As we collectively hug each other, weep together, and feel intense sorrow, something that’s been obvious the past decade – and has accelerated in the last five years – niggles at the back of our mind: There exists a radical fact of society. And as we ponder the reasons why it exists, the puzzle pieces start to form a picture that is difficult to conceive – that we may have inadvertently helped create it. This splinter group is known by many names – serial or copycat killers, mass murderers, suicide shooters. They are homegrown terrorists.
Across the US, many boys and young men have become lonely social isolates who do not know how to relate to others in informal, personal ways. Frequently they are quiet, reserved, shy kids and excluded adults who may have been socially by peers. No doubt, two years of the Covid pandemic have added to the problem. These young people lack male mentors, have too many absentee fathers, and too few older males to look up to while showing them how to live and enjoy life more on the right path. Having no one to turn to, they turn inward to their computers, playing violent video games and looking at social media posts that may highlight and glorify mass shootings. In extreme cases, the fabric of their reality is shredded, and they become emboldened as they fall into their own separate reality.5
In our search for answers, we try to wrap our minds around something that doesn’t make sense. We feel intense sadness and hopelessness. We wonder why and how something so horrific can happen here and now. Many of us experience present fatalism: We’ve been injured so badly by past negative events that our lives feel meaningless or futile and the future looks hopeless. Thankfully, the vast majority of us who feel this way wouldn’t think to kill ourselves, much less others. We know deep down that tomorrow is another day – and that life will carry on and may eventually even get better.
But mass murderers are so badly damaged and feel so deeply that they have no future — or that their future will only get worse — that they have nothing to lose by going ballistic. Perhaps they’ve been bullied, or ignored, or suffered traumatic events or brain injuries. Perhaps it’s that our society has simply created too many narcissistic males with arrested development, motivated by racism, misogyny, and violence, and determined to take out their unfounded grievances on the world around them.
Whatever the reason, they become sociopaths and feel justified in their actions. If they don’t take themselves out before they get caught, they bank on being killed by law enforcement. They have a final plan and they follow through with self-destruction as their goal – which makes them a martyr for their cause in their minds.6
It’s apparent that our judges and elected officials have let us down when it comes to addressing either gun control or the physical and mental anguish caused by mass shootings. So it’s up to us – parents, teachers, religious leaders, and those politicians willing to protect innocent children and citizens as well as gun rights. We encourage therapeutic communities to develop programs that engage young people more fully as vital human beings who feel accepted, respected, and even loved by others. This is the social-psychological component that can be dealt with by creating more positive, caring, compassionate communities in our schools, neighborhoods, workplaces and nation.
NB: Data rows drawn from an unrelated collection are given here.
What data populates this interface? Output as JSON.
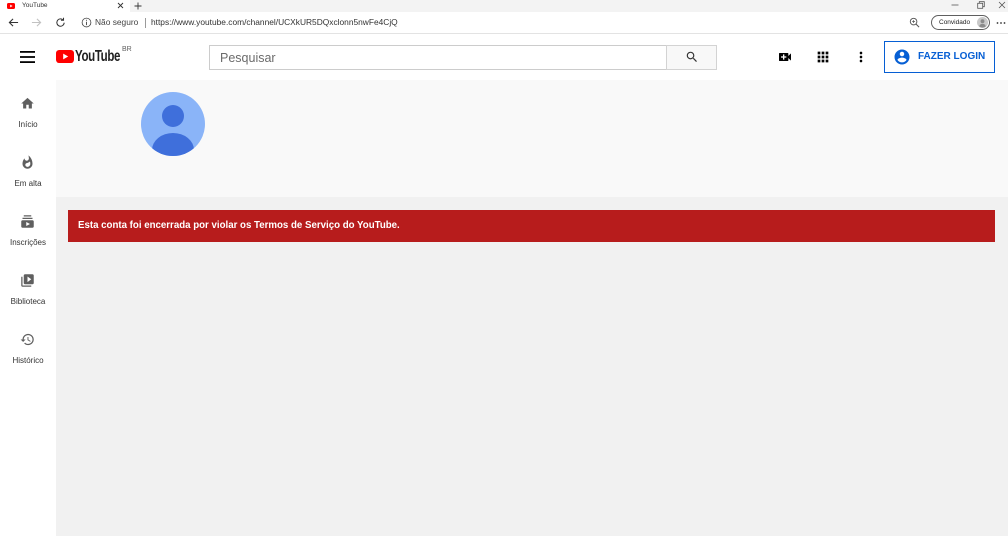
{
  "browser": {
    "tab": {
      "title": "YouTube"
    },
    "address": {
      "security_label": "Não seguro",
      "url": "https://www.youtube.com/channel/UCXkUR5DQxclonn5nwFe4CjQ"
    },
    "profile": {
      "label": "Convidado"
    }
  },
  "masthead": {
    "logo_text": "YouTube",
    "region": "BR",
    "search_placeholder": "Pesquisar",
    "login_label": "FAZER LOGIN"
  },
  "sidebar": {
    "items": [
      {
        "label": "Início",
        "icon": "home-icon"
      },
      {
        "label": "Em alta",
        "icon": "flame-icon"
      },
      {
        "label": "Inscrições",
        "icon": "subscriptions-icon"
      },
      {
        "label": "Biblioteca",
        "icon": "library-icon"
      },
      {
        "label": "Histórico",
        "icon": "history-icon"
      }
    ]
  },
  "channel": {
    "terminated_message": "Esta conta foi encerrada por violar os Termos de Serviço do YouTube."
  },
  "colors": {
    "brand_red": "#ff0000",
    "banner_red": "#b71c1c",
    "login_blue": "#065fd4",
    "avatar_light": "#8ab4f8",
    "avatar_dark": "#3f6fdb",
    "header_bg": "#f9f9f9",
    "page_bg": "#f1f1f1"
  }
}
This is a tall order, but it is at the heart of the new everyday heroism being developed by our Heroic Imagination Project (HIP) in San Francisco. Since 2010, HIP has been conducting trainings and workshops for businesses and schools across the United States and in 20 countries.
These traumas upset our sense of safety and security in the world. Let’s call upon the hero in each of us and focus on being brave by not allowing people to control us with fear. Let’s conceive of ways to stay safe in a rapidly changing world. Let’s make our decisions based on where we want to go as a nation rather than on past negative traumas – to move toward the light of a brighter future.